7
$\begingroup$

Say that two triangles are incommensurate if they do not share an edge length or a vertex angle, and their areas differ. Suppose you'd like to tile the plane with pairwise incommensurate triangles. I can think of at least one strategy.

Spiral out from an initial triangle in the pattern depicted below, with the red extensions chosen to avoid length/angle/area coincidences with all previously constructed triangles.


          enter image description here
          The central $\triangle$ is slightly non-equilateral. All $\triangle$s incommensurate.
It seems clear that this approach could work, although it might not be straightforward to formalize to guarantee incommensurate triangles. Which brings me to my question:

Q. What is a scheme that details a lattice tiling—all vertices at points of $\mathbb{Z}^2$—composed of pairwise incommensurate triangles?

This requires a more explicit design that effectively describes the triangle corner coordinates in a way that makes it evident that no lengths/angles/areas are duplicated. Without such a clear description, it is not even immediately evident (to me) that it is possible.

The same question may be asked for incommensurate simplex tilings with vertices in $\mathbb{Z}^d$.


See also: Tiling the plane with incongruent isosceles triangles.

$\endgroup$
  • 1
    $\begingroup$ Do four zigzags (one for each quadrant, (1,0) to (0,1) to (x,0) to (0,y) and so on), where if need be record all lengths involved, and choose the next x and y to leave room for lengths for the other zigzags. (You may need to divide areas or follow pattern 2 discretely, but a zigzag should work.) Busy packing, I'll let you fill in. Gerhard "Going Down Under, American Style" Paseman, 2018.07.29. $\endgroup$ – Gerhard Paseman Jul 29 '18 at 22:04
  • 1
    $\begingroup$ @Gerhard, if I understand your description, you have two triangles sharing the edge joining $(1,0)$ and $(0,1)$, so the triangles don't meet Joseph's definition of incommensurate. $\endgroup$ – Gerry Myerson Jul 29 '18 at 22:48
  • $\begingroup$ Right. Neither does Joseph's first method. However, with an outward triangular spiral, there is still a chance. Gerhard "Maybe One Guess Will Work" Paseman, 2018.07.29. $\endgroup$ – Gerhard Paseman Jul 29 '18 at 23:17
  • $\begingroup$ Why does "displacing corners" lead to incommensurate tilings? Based on the picture, it appears that every edge is shared by two triangles, so... $\endgroup$ – Victor Protsak Jul 29 '18 at 23:19
  • 1
    $\begingroup$ @JoelDavidHamkins: Finally fixed the coloring when this was bumped to the front page. $\endgroup$ – Joseph O'Rourke Jan 12 at 19:31

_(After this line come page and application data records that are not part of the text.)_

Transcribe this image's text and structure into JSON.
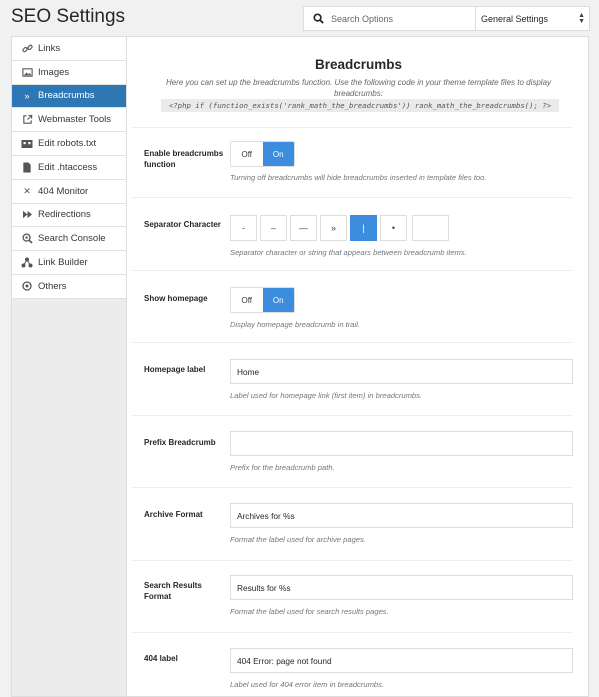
{
  "header": {
    "title": "SEO Settings",
    "search_placeholder": "Search Options",
    "settings_select": "General Settings"
  },
  "sidebar": {
    "items": [
      {
        "label": "Links",
        "icon": "link-icon"
      },
      {
        "label": "Images",
        "icon": "image-icon"
      },
      {
        "label": "Breadcrumbs",
        "icon": "chevron-right-icon",
        "active": true
      },
      {
        "label": "Webmaster Tools",
        "icon": "external-link-icon"
      },
      {
        "label": "Edit robots.txt",
        "icon": "robot-icon"
      },
      {
        "label": "Edit .htaccess",
        "icon": "file-icon"
      },
      {
        "label": "404 Monitor",
        "icon": "close-icon"
      },
      {
        "label": "Redirections",
        "icon": "fast-forward-icon"
      },
      {
        "label": "Search Console",
        "icon": "search-console-icon"
      },
      {
        "label": "Link Builder",
        "icon": "link-builder-icon"
      },
      {
        "label": "Others",
        "icon": "circle-icon"
      }
    ]
  },
  "section": {
    "title": "Breadcrumbs",
    "description": "Here you can set up the breadcrumbs function. Use the following code in your theme template files to display breadcrumbs:",
    "code": "<?php if (function_exists('rank_math_the_breadcrumbs')) rank_math_the_breadcrumbs(); ?>"
  },
  "fields": {
    "enable": {
      "label": "Enable breadcrumbs function",
      "off": "Off",
      "on": "On",
      "value": "On",
      "help": "Turning off breadcrumbs will hide breadcrumbs inserted in template files too."
    },
    "separator": {
      "label": "Separator Character",
      "options": [
        "-",
        "–",
        "—",
        "»",
        "|",
        "•"
      ],
      "selected": "|",
      "help": "Separator character or string that appears between breadcrumb items."
    },
    "show_homepage": {
      "label": "Show homepage",
      "off": "Off",
      "on": "On",
      "value": "On",
      "help": "Display homepage breadcrumb in trail."
    },
    "homepage_label": {
      "label": "Homepage label",
      "value": "Home",
      "help": "Label used for homepage link (first item) in breadcrumbs."
    },
    "prefix": {
      "label": "Prefix Breadcrumb",
      "value": "",
      "help": "Prefix for the breadcrumb path."
    },
    "archive": {
      "label": "Archive Format",
      "value": "Archives for %s",
      "help": "Format the label used for archive pages."
    },
    "search_results": {
      "label": "Search Results Format",
      "value": "Results for %s",
      "help": "Format the label used for search results pages."
    },
    "label_404": {
      "label": "404 label",
      "value": "404 Error: page not found",
      "help": "Label used for 404 error item in breadcrumbs."
    }
  },
  "colors": {
    "accent": "#3c8ddd",
    "sidebar_active": "#2e77b5"
  }
}
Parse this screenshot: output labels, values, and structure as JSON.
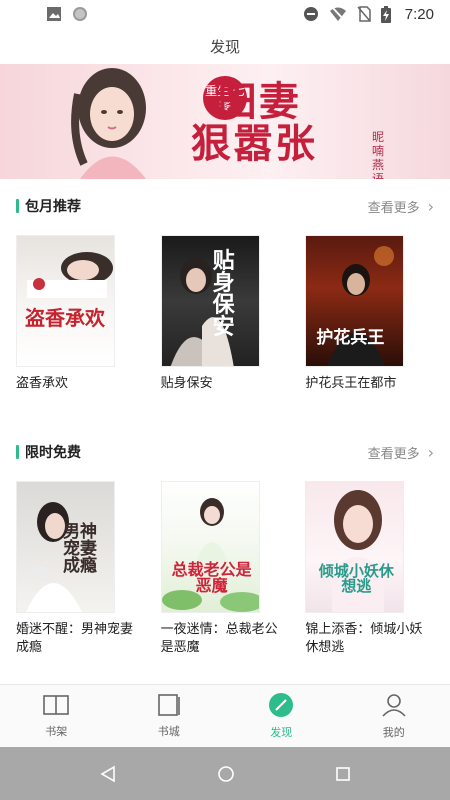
{
  "status_bar": {
    "time": "7:20"
  },
  "header": {
    "title": "发现"
  },
  "banner": {
    "badge": "重生 七零",
    "title_line1": "田妻",
    "title_line2": "狠嚣张",
    "author": "昵喃燕语"
  },
  "sections": [
    {
      "title": "包月推荐",
      "more_label": "查看更多",
      "books": [
        {
          "title": "盗香承欢",
          "cover_text": "盗香承欢"
        },
        {
          "title": "贴身保安",
          "cover_text": "贴身保安"
        },
        {
          "title": "护花兵王在都市",
          "cover_text": "护花兵王"
        }
      ]
    },
    {
      "title": "限时免费",
      "more_label": "查看更多",
      "books": [
        {
          "title": "婚迷不醒：男神宠妻成瘾",
          "cover_text": "男神宠妻成瘾"
        },
        {
          "title": "一夜迷情：总裁老公是恶魔",
          "cover_text": "总裁老公是恶魔"
        },
        {
          "title": "锦上添香：倾城小妖休想逃",
          "cover_text": "倾城小妖休想逃"
        }
      ]
    }
  ],
  "tabbar": {
    "items": [
      {
        "label": "书架",
        "icon": "book-open-icon",
        "active": false
      },
      {
        "label": "书城",
        "icon": "book-icon",
        "active": false
      },
      {
        "label": "发现",
        "icon": "discover-icon",
        "active": true
      },
      {
        "label": "我的",
        "icon": "user-icon",
        "active": false
      }
    ]
  },
  "colors": {
    "accent": "#2ebc8c",
    "banner_title": "#c51f3b"
  }
}
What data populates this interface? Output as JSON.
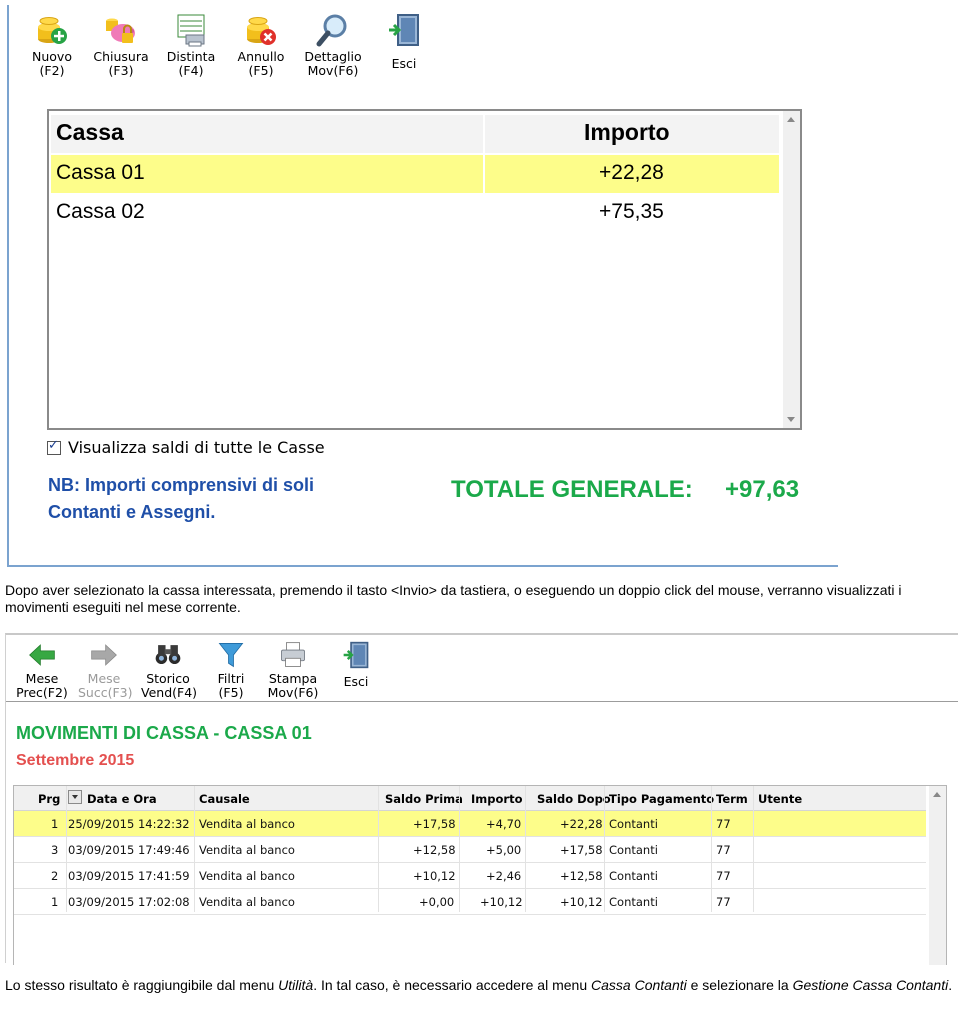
{
  "screen1": {
    "toolbar": [
      {
        "label": "Nuovo\n(F2)",
        "icon": "coins-add-icon"
      },
      {
        "label": "Chiusura\n(F3)",
        "icon": "piggy-bank-lock-icon"
      },
      {
        "label": "Distinta\n(F4)",
        "icon": "document-print-icon"
      },
      {
        "label": "Annullo\n(F5)",
        "icon": "coins-cancel-icon"
      },
      {
        "label": "Dettaglio\nMov(F6)",
        "icon": "magnifier-icon"
      },
      {
        "label": "Esci",
        "icon": "exit-door-icon"
      }
    ],
    "table": {
      "headers": {
        "cassa": "Cassa",
        "importo": "Importo"
      },
      "rows": [
        {
          "cassa": "Cassa 01",
          "importo": "+22,28",
          "selected": true
        },
        {
          "cassa": "Cassa 02",
          "importo": "+75,35",
          "selected": false
        }
      ]
    },
    "checkbox_label": "Visualizza saldi di tutte le Casse",
    "checkbox_checked": true,
    "note_line1": "NB: Importi comprensivi di soli",
    "note_line2": "Contanti e Assegni.",
    "total_label": "TOTALE GENERALE:",
    "total_value": "+97,63",
    "colors": {
      "selected_row": "#fdfd8a",
      "total_green": "#1ba94a",
      "note_blue": "#1f4fa8"
    }
  },
  "paragraph1": "Dopo aver selezionato la cassa interessata, premendo il tasto <Invio> da tastiera, o eseguendo un doppio click del mouse, verranno visualizzati i movimenti eseguiti nel mese corrente.",
  "screen2": {
    "toolbar": [
      {
        "label": "Mese\nPrec(F2)",
        "icon": "arrow-left-icon",
        "disabled": false
      },
      {
        "label": "Mese\nSucc(F3)",
        "icon": "arrow-right-icon",
        "disabled": true
      },
      {
        "label": "Storico\nVend(F4)",
        "icon": "binoculars-icon",
        "disabled": false
      },
      {
        "label": "Filtri\n(F5)",
        "icon": "funnel-icon",
        "disabled": false
      },
      {
        "label": "Stampa\nMov(F6)",
        "icon": "printer-icon",
        "disabled": false
      },
      {
        "label": "Esci",
        "icon": "exit-door-icon",
        "disabled": false
      }
    ],
    "title": "MOVIMENTI DI CASSA - CASSA 01",
    "month": "Settembre 2015",
    "table": {
      "headers": {
        "prg": "Prg",
        "data": "Data e Ora",
        "causale": "Causale",
        "saldo_prima": "Saldo Prima",
        "importo": "Importo",
        "saldo_dopo": "Saldo Dopo",
        "tipo": "Tipo Pagamento",
        "term": "Term",
        "utente": "Utente"
      },
      "rows": [
        {
          "prg": "1",
          "data": "25/09/2015 14:22:32",
          "causale": "Vendita al banco",
          "saldo_prima": "+17,58",
          "importo": "+4,70",
          "saldo_dopo": "+22,28",
          "tipo": "Contanti",
          "term": "77",
          "utente": "",
          "selected": true
        },
        {
          "prg": "3",
          "data": "03/09/2015 17:49:46",
          "causale": "Vendita al banco",
          "saldo_prima": "+12,58",
          "importo": "+5,00",
          "saldo_dopo": "+17,58",
          "tipo": "Contanti",
          "term": "77",
          "utente": "",
          "selected": false
        },
        {
          "prg": "2",
          "data": "03/09/2015 17:41:59",
          "causale": "Vendita al banco",
          "saldo_prima": "+10,12",
          "importo": "+2,46",
          "saldo_dopo": "+12,58",
          "tipo": "Contanti",
          "term": "77",
          "utente": "",
          "selected": false
        },
        {
          "prg": "1",
          "data": "03/09/2015 17:02:08",
          "causale": "Vendita al banco",
          "saldo_prima": "+0,00",
          "importo": "+10,12",
          "saldo_dopo": "+10,12",
          "tipo": "Contanti",
          "term": "77",
          "utente": "",
          "selected": false
        }
      ]
    },
    "colors": {
      "title_green": "#1ba94a",
      "month_red": "#e4504f",
      "selected_row": "#fdfd8a"
    }
  },
  "paragraph2": {
    "a": "Lo stesso risultato è raggiungibile dal menu ",
    "b": "Utilità",
    "c": ". In tal caso, è necessario accedere al menu ",
    "d": "Cassa Contanti",
    "e": " e selezionare la ",
    "f": "Gestione Cassa Contanti",
    "g": "."
  }
}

Your Answer

By clicking "Post Your Answer", you acknowledge that you have read our updated terms of service, privacy policy and cookie policy, and that your continued use of the website is subject to these policies.

Browse other questions tagged or ask your own question.